Assignment ->
Please show every line from the entries that carries the word "background".

Supplied data ->
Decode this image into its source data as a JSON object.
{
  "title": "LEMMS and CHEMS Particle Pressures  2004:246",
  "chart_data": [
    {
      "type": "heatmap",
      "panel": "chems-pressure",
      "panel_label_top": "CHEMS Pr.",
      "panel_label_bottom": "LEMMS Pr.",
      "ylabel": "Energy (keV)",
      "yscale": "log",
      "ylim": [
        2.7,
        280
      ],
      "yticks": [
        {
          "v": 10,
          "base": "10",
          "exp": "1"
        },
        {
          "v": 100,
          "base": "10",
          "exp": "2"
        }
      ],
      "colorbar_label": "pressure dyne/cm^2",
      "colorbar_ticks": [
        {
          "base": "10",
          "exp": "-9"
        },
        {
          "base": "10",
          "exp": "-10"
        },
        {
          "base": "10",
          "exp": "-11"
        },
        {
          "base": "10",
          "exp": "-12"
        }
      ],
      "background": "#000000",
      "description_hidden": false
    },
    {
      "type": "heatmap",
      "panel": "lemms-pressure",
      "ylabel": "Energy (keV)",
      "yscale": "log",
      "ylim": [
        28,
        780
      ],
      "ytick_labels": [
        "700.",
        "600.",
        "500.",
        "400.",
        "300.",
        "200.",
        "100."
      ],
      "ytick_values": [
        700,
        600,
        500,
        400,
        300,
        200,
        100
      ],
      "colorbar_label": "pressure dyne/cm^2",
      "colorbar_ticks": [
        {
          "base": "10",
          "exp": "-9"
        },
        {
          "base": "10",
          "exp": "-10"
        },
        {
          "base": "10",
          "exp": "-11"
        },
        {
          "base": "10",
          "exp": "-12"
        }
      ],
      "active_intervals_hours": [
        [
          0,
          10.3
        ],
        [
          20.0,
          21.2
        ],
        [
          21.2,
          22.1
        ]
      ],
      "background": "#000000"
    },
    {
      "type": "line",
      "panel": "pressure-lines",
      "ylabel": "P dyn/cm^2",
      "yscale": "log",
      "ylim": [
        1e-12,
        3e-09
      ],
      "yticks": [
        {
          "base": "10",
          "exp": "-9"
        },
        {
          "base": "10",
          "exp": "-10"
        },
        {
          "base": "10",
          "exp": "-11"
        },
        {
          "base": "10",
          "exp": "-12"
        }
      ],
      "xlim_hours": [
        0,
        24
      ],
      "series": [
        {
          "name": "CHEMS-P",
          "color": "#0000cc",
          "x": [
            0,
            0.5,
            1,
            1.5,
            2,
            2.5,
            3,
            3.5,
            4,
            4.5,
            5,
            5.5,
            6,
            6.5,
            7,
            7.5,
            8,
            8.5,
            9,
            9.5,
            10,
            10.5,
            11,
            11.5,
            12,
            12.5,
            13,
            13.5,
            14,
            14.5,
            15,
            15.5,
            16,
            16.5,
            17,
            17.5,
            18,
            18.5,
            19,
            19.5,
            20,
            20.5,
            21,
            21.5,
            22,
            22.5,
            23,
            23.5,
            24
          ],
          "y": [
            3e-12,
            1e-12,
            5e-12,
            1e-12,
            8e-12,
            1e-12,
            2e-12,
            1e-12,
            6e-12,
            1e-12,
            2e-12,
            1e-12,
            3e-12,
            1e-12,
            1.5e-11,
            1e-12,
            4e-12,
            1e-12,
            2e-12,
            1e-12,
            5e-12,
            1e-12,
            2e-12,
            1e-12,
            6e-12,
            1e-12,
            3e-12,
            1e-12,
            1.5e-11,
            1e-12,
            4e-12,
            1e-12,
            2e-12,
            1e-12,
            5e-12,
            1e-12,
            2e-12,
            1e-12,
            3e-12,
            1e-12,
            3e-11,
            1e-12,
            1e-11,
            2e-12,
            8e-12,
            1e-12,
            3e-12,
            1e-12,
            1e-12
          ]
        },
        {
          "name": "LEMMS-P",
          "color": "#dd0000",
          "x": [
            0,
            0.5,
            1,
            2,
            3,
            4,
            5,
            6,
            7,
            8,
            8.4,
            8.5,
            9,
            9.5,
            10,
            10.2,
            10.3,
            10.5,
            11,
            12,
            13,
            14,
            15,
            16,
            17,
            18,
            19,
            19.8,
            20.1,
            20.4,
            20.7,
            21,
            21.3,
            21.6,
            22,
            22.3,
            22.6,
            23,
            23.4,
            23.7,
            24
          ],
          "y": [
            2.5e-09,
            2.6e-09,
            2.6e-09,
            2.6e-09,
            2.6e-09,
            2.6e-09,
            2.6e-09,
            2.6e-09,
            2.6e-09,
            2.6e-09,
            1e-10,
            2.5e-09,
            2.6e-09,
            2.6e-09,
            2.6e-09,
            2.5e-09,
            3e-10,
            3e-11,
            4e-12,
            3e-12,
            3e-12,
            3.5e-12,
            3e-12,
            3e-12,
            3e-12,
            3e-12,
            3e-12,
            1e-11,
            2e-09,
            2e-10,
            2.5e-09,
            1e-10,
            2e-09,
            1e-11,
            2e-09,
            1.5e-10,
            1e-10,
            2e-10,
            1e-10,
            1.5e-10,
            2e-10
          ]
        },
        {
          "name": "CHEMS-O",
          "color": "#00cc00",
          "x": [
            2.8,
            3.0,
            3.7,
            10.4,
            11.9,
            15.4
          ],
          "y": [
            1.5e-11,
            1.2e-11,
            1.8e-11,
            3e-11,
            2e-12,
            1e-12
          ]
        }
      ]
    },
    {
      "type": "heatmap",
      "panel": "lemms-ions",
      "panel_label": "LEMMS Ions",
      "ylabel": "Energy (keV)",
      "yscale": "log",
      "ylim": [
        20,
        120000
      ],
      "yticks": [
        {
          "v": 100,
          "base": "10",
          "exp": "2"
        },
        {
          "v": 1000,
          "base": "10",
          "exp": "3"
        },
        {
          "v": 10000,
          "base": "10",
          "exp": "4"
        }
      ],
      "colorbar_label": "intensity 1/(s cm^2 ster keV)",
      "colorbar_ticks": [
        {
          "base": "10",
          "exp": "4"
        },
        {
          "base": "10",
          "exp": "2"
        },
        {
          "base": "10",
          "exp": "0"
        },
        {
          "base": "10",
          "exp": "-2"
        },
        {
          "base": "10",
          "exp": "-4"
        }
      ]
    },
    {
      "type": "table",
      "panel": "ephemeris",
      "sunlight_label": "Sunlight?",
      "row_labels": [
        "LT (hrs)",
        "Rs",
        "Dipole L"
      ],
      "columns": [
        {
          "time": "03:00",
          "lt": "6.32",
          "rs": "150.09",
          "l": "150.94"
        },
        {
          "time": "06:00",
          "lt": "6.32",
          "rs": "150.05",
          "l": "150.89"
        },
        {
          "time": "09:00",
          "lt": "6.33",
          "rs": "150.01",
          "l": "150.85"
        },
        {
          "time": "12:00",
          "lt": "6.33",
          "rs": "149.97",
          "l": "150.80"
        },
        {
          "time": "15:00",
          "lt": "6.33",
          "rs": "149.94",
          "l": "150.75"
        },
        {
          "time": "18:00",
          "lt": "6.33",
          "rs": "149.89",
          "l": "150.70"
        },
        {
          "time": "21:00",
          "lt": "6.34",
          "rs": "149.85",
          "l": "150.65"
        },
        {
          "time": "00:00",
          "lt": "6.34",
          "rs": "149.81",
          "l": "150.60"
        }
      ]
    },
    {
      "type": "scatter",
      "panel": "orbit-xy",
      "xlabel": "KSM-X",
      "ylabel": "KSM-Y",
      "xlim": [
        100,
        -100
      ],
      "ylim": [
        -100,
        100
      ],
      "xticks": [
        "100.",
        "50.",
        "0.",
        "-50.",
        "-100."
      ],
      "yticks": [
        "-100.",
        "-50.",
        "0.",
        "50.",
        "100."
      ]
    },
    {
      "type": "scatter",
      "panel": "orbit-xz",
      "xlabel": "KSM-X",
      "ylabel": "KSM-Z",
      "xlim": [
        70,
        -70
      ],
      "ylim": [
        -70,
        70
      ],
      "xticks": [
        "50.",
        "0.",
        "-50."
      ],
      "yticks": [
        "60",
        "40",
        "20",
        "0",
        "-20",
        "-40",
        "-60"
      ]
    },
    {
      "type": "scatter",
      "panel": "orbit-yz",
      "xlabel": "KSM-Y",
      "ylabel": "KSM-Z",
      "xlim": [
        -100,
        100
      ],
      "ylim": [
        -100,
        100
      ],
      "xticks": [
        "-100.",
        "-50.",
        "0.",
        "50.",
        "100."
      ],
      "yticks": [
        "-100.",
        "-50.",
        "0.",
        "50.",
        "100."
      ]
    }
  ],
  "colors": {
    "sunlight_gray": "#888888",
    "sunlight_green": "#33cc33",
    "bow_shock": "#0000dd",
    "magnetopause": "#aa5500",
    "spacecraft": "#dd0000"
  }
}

Your response ->
      "background": "#000000",
      "background": "#000000"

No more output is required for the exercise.